This month.....

Seeing ourselves in the mirror of literature

Firstly can I express my thanks for all those who sponsored me. I ran the Great North Run in 1:43:06, not my fastest but that’s okay. Although at the moment I don’t know how much I raised I do know that I have surpassed my goal for the year. Please see for more information.

Now to this months reflection.

Moving to Wiltshire I’ve moved to a county whose county city has appeared, either explicitly or in a more hidden way, in a lot of literature over the years. Salisbury is the setting for William Golding’s “The Spire”, Edward Rutherford’s “Sarum”, Cornelia Funke’s “Ghost Night” and Thomas Hardy’s “Jude the Obscure” all of which I have yet to read. Also Trollope’s “Barchester Chronicles” and Susan Howatch’s “Starbridge” novels are very obviously really Salisbury; I have read these.

At the moment I am listening to the audio books of Ken Follett’s “Kingsbridge” novels, the first of which was published in 1989 and the third of which is due to be publishes just a few days after I am writing this.
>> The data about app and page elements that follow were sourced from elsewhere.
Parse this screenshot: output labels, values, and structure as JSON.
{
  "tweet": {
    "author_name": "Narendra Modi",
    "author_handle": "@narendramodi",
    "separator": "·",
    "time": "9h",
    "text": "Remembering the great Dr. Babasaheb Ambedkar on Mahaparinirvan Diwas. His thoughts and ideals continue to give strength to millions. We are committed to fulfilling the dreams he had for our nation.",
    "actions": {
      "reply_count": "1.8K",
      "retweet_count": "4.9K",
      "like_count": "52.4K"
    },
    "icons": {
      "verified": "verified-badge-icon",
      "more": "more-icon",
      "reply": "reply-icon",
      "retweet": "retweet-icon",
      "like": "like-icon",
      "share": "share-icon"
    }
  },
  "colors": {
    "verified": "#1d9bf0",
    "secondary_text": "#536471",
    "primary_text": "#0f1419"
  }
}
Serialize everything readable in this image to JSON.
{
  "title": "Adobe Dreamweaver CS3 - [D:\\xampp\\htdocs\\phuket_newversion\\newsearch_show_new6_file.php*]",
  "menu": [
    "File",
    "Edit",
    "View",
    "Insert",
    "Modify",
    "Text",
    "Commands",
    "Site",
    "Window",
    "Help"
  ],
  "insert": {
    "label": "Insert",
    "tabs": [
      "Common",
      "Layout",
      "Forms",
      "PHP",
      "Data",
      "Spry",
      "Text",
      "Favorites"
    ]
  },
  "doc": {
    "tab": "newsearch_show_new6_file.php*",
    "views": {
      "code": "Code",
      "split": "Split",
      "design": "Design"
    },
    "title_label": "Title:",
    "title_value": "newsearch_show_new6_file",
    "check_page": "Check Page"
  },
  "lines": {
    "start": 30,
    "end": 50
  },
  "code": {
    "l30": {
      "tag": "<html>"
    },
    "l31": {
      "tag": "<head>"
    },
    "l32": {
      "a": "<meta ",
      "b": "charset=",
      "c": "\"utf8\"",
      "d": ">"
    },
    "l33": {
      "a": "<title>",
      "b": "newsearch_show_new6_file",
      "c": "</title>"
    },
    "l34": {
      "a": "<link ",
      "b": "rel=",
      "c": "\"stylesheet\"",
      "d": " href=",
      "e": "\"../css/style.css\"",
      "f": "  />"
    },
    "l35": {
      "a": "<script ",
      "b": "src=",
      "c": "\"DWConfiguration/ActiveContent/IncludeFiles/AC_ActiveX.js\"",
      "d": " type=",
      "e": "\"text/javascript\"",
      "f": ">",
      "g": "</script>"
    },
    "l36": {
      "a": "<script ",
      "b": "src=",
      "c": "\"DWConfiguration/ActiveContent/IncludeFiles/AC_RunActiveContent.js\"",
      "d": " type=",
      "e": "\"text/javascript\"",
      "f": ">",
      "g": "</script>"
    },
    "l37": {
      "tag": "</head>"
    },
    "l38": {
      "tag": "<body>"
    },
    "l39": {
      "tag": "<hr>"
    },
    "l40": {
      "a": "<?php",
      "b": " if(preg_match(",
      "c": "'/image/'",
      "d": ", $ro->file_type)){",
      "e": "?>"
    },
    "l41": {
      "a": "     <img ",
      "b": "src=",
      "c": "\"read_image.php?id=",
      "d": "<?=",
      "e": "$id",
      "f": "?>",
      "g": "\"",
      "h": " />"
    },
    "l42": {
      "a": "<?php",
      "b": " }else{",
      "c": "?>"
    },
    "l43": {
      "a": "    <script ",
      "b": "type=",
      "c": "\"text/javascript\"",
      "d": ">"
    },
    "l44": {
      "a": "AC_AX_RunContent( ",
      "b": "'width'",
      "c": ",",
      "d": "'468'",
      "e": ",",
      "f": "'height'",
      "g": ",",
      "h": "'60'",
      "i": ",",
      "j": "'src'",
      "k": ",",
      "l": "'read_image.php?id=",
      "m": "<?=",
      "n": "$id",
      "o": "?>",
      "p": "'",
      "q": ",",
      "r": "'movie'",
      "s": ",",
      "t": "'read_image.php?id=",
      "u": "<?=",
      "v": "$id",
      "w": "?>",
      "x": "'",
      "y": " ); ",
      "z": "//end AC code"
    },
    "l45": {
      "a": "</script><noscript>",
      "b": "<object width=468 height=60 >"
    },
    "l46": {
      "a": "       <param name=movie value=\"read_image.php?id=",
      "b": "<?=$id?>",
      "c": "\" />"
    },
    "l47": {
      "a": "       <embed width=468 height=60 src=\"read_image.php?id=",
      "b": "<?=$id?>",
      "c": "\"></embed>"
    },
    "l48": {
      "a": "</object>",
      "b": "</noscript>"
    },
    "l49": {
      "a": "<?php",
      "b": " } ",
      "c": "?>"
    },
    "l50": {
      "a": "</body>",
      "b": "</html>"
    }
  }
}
The “Kingsbridge” novels mention Salisbury and the fictitious village/town/city of Kingsbridge is somewhere near here.

Ken Follett’s “Kingsbridge” novels (well the first two at least) tell the stories of normal people living in abnormal times and one gets an insight into how Church and State influence the lives of those people. Often fiction can enable us to engage with the issues of our time in an acceptable way. The “Kingsbridge” novels raise issues that should be historic and irrelevant to us now but they prod us to examine whether this really is the case.

Susan Howatch’s “Starbridge” novels are set within the 20th century and enable us to reflect on recent history. I remember reading the first of the 6 novels in this series and not thinking much of it. Only in the light of the other 5 novels did I eventually value the first novel.

Novelists have often used fictitious settings to criticise aspects of the nation’s life of their day. I suspect that we are living in a period of time that will be seen as a significant point in the life of the Church of England. Over the last few years, I’ve enjoyed reading another series of novels by the author Catherine Fox. Catherine has a deep knowledge of the Church of England, her husband was the last Dean of Liverpool Cathedral and is just about to become the Bishop of Sheffield (not that we should define anyone by their spouse!).

Catherine, like the authors mentioned above, writes about a cathedral city, this time Lindchester. As I’ve read her novels I recognise aspects of Lindchester, it reminds me of Litchfield and Lincoln and perhaps in a way even Leicester! Is the L a clue I wonder perhaps I should add Liverpool to my list of cathedral cities but that’s a city I’ve yet to visit.

Catherine’s first “Lindchester” novel, “Acts and Omissions” tells the story of Lindchester in 2014 and the sequel, “Unseen Things Above”, is set in 2015. I suspect that it will be no surprise to know that “Realms of Glory”, Catherine’s recently publishes third “Lindchester” novel, is set in 2016. These three novels are very ‘current’ and reflect upon the Church of England as it is now. I’ve really enjoyed them and devoured them after having been introduced to the first novel by a friend who works in Church House Westminster. If you don’t know these novels I can recommend them to you.

I hope you enjoy whatever you’re reading this Autumn.

Richard Curtis